Jack is the play's protagonist and the play's most sympathetic character. He was found in a handbag on a railway line, and feels less at home in aristocratic society than does Algernon. He lives in the country but has invented a wicked brother named "Ernest" whose scrapes require Jack's attendance in the city.
Algernon, the foil to Jack, is a hedonist who has created a friend named Bunbury whose status as a permanent invalid allows Algernon to leave the city whenever he pleases. He believes this activity, "Bunburying," is necessary, especially if one is going to get married-something he vows never to do.
Lady Bracknell is the antagonist of the play, blocking both potential marriages.
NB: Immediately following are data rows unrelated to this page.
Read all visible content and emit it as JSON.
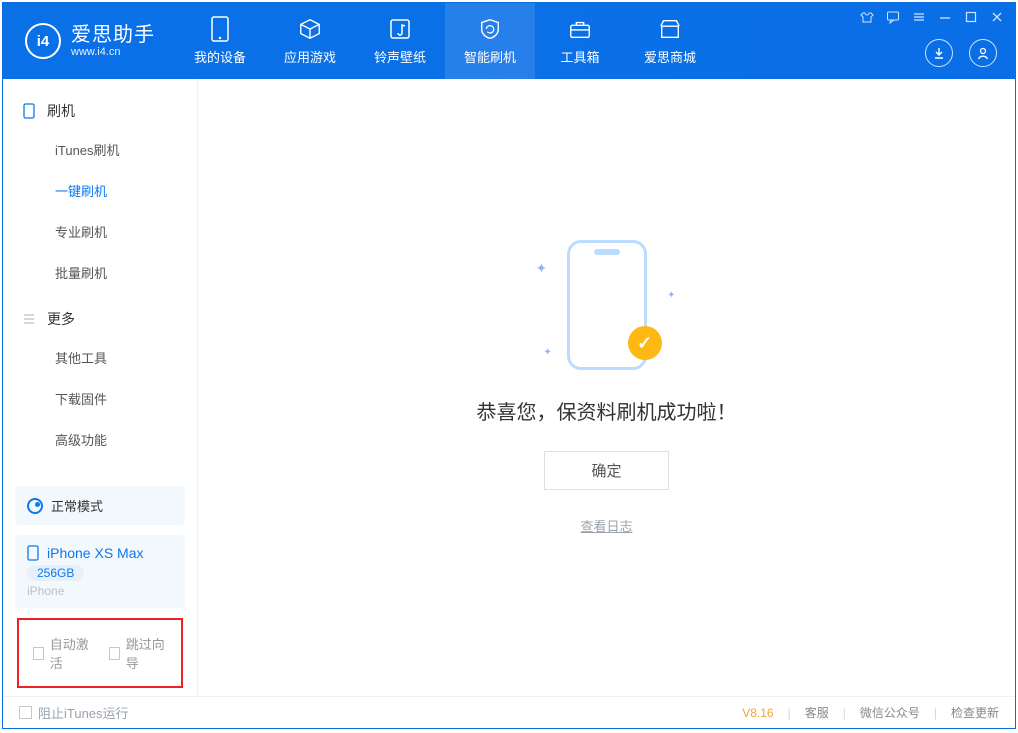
{
  "brand": {
    "title": "爱思助手",
    "subtitle": "www.i4.cn",
    "logo_letter": "i4"
  },
  "tabs": [
    {
      "label": "我的设备",
      "icon": "device-icon"
    },
    {
      "label": "应用游戏",
      "icon": "cube-icon"
    },
    {
      "label": "铃声壁纸",
      "icon": "music-note-icon"
    },
    {
      "label": "智能刷机",
      "icon": "shield-sync-icon",
      "active": true
    },
    {
      "label": "工具箱",
      "icon": "toolbox-icon"
    },
    {
      "label": "爱思商城",
      "icon": "store-icon"
    }
  ],
  "sidebar": {
    "section1": {
      "title": "刷机",
      "items": [
        "iTunes刷机",
        "一键刷机",
        "专业刷机",
        "批量刷机"
      ],
      "active_index": 1
    },
    "section2": {
      "title": "更多",
      "items": [
        "其他工具",
        "下载固件",
        "高级功能"
      ]
    },
    "mode_label": "正常模式",
    "device": {
      "name": "iPhone XS Max",
      "capacity": "256GB",
      "type": "iPhone"
    },
    "options": {
      "auto_activate": "自动激活",
      "skip_guide": "跳过向导"
    }
  },
  "main": {
    "success_message": "恭喜您，保资料刷机成功啦！",
    "ok_button": "确定",
    "view_log": "查看日志"
  },
  "statusbar": {
    "block_itunes": "阻止iTunes运行",
    "version": "V8.16",
    "links": [
      "客服",
      "微信公众号",
      "检查更新"
    ]
  }
}
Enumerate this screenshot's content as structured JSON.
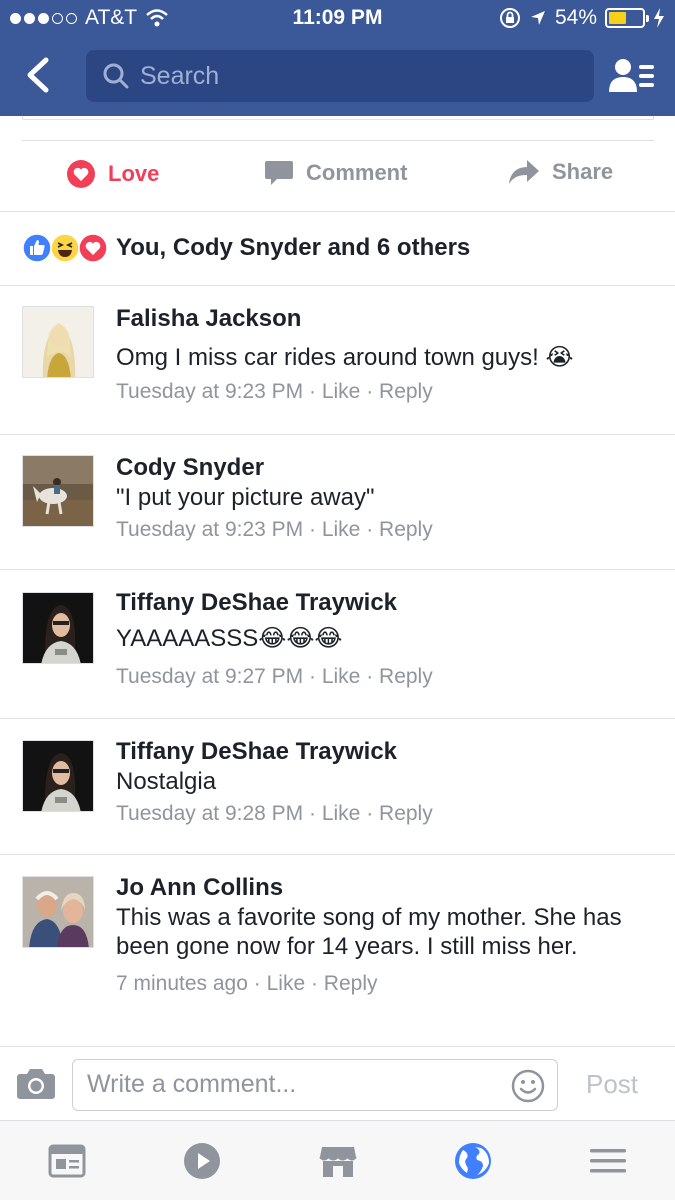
{
  "status_bar": {
    "carrier": "AT&T",
    "time": "11:09 PM",
    "battery": "54%",
    "battery_level": 0.54,
    "signal_bars_filled": 3,
    "signal_bars_total": 5
  },
  "nav": {
    "search_placeholder": "Search",
    "icons": [
      "back-chevron-icon",
      "search-icon",
      "friends-list-icon"
    ]
  },
  "actions": {
    "love_label": "Love",
    "comment_label": "Comment",
    "share_label": "Share"
  },
  "reactions": {
    "summary": "You, Cody Snyder and 6 others",
    "icons": [
      "like-reaction-icon",
      "haha-reaction-icon",
      "love-reaction-icon"
    ]
  },
  "comments": [
    {
      "name": "Falisha Jackson",
      "text": "Omg I miss car rides around town guys! 😭",
      "time": "Tuesday at 9:23 PM",
      "like": "Like",
      "reply": "Reply"
    },
    {
      "name": "Cody Snyder",
      "text": "\"I put your picture away\"",
      "time": "Tuesday at 9:23 PM",
      "like": "Like",
      "reply": "Reply"
    },
    {
      "name": "Tiffany DeShae Traywick",
      "text": "YAAAAASSS😂😂😂",
      "time": "Tuesday at 9:27 PM",
      "like": "Like",
      "reply": "Reply"
    },
    {
      "name": "Tiffany DeShae Traywick",
      "text": "Nostalgia",
      "time": "Tuesday at 9:28 PM",
      "like": "Like",
      "reply": "Reply"
    },
    {
      "name": "Jo Ann Collins",
      "text": "This was a favorite song of my mother. She has been gone now for 14 years. I still miss her.",
      "time": "7 minutes ago",
      "like": "Like",
      "reply": "Reply"
    }
  ],
  "composer": {
    "placeholder": "Write a comment...",
    "post_label": "Post"
  },
  "tabbar": {
    "tabs": [
      "news-feed-icon",
      "video-icon",
      "marketplace-icon",
      "notifications-globe-icon",
      "menu-icon"
    ],
    "active_tab": "notifications-globe-icon"
  },
  "colors": {
    "header_bg": "#3b5998",
    "love_red": "#f33e58",
    "meta_gray": "#90949c",
    "active_blue": "#4080ff"
  }
}
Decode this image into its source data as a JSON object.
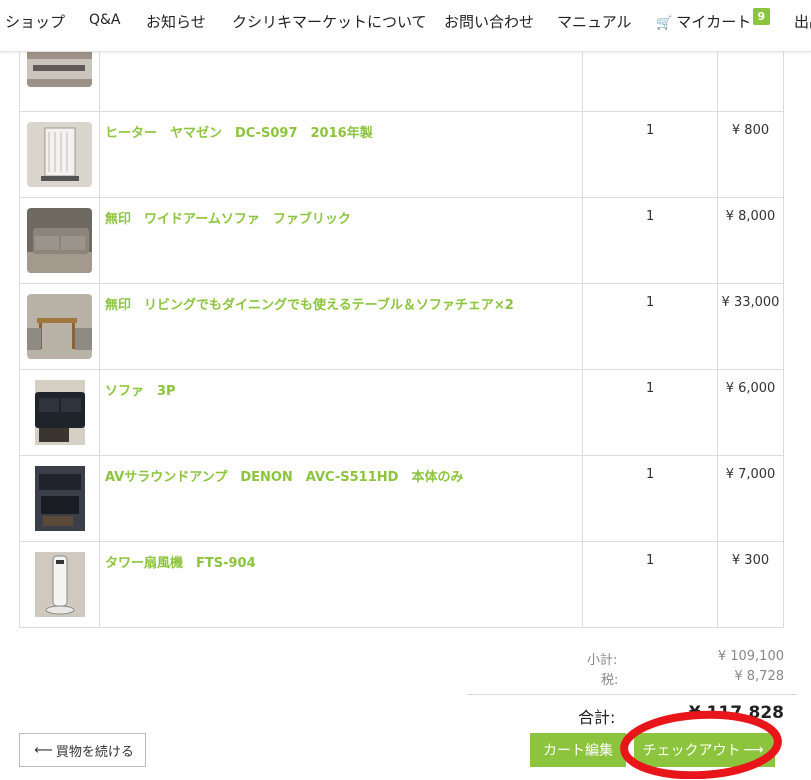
{
  "nav": {
    "shop": "ショップ",
    "qa": "Q&A",
    "news": "お知らせ",
    "about": "クシリキマーケットについて",
    "contact": "お問い合わせ",
    "manual": "マニュアル",
    "my_cart": "マイカート",
    "cart_count": "9",
    "cutoff": "出品"
  },
  "cart": {
    "items": [
      {
        "name": "",
        "qty": "",
        "price": ""
      },
      {
        "name": "ヒーター　ヤマゼン　DC-S097　2016年製",
        "qty": "1",
        "price": "¥ 800"
      },
      {
        "name": "無印　ワイドアームソファ　ファブリック",
        "qty": "1",
        "price": "¥ 8,000"
      },
      {
        "name": "無印　リビングでもダイニングでも使えるテーブル＆ソファチェア×2",
        "qty": "1",
        "price": "¥ 33,000"
      },
      {
        "name": "ソファ　3P",
        "qty": "1",
        "price": "¥ 6,000"
      },
      {
        "name": "AVサラウンドアンプ　DENON　AVC-S511HD　本体のみ",
        "qty": "1",
        "price": "¥ 7,000"
      },
      {
        "name": "タワー扇風機　FTS-904",
        "qty": "1",
        "price": "¥ 300"
      }
    ]
  },
  "totals": {
    "subtotal_label": "小計:",
    "subtotal_value": "¥ 109,100",
    "tax_label": "税:",
    "tax_value": "¥ 8,728",
    "total_label": "合計:",
    "total_value": "¥ 117,828"
  },
  "buttons": {
    "continue": "買物を続ける",
    "edit_cart": "カート編集",
    "checkout": "チェックアウト"
  },
  "colors": {
    "accent": "#8cc43d",
    "annotation": "#e8161b"
  }
}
She embodies typical Victorian classism; she does not allow Gwendolen to marry Jack when she finds out he is an orphan, and she dislikes Cecily as a mate for her nephew Algernon until she learns that Cecily is wealthy.
Gwendolen is Lady Bracknell's daughter, and is the object of Jack's romantic attention. Though she returns his love, Gwendolen appears self-centered and flighty. Like Cecily, she desires nothing but to marry someone named Ernest.
Cecily is Jack's ward and lives with him in the country. Young and pretty, she is favored by Algernon, who pretends to be Jack's brother Ernest. Cecily has heard about this brother, and has written correspondences between the two of them for months by the time she meets Algernon/Ernest. Like Gwendolen, she is only interested in marrying a man named Ernest.
Miss Prism is the Cecily's governess. She obviously loves Chasuble, though the fact that he is a priest prohibits her from telling him so directly.
Algernon's butler delivers a number of droll lines which show that he is far from a passive servant.
A rector, Chasuble frequently visits Jack's country house to see Miss Prism. Though he is celibate, he seems well matched for the educated Miss Prism.
Jack's butler, Merriman has a less significant role than Lane has, but in one scene he and another servant force the bickering Gwendolen and Cecily to maintain supposedly polite conversation.
The Importance of Being Earnest Questions and Answers
The Question and Answer section for The Importance of Being Earnest is a great
resource to ask questions, find answers, and discuss the novel.
Wilde's comedy comes from his ability to create absurd situations from very serious occurrences. Topics like death are met with ignorance by his characters, who for lack of education, ability, and even inability to think deeply handle what are...
Algernon thinks of marriage as a social obligation rather than a pleasurable union between two people. To Algernon, marriage is the price he must pay to maintain a respectable name rather than a romantic endeavour.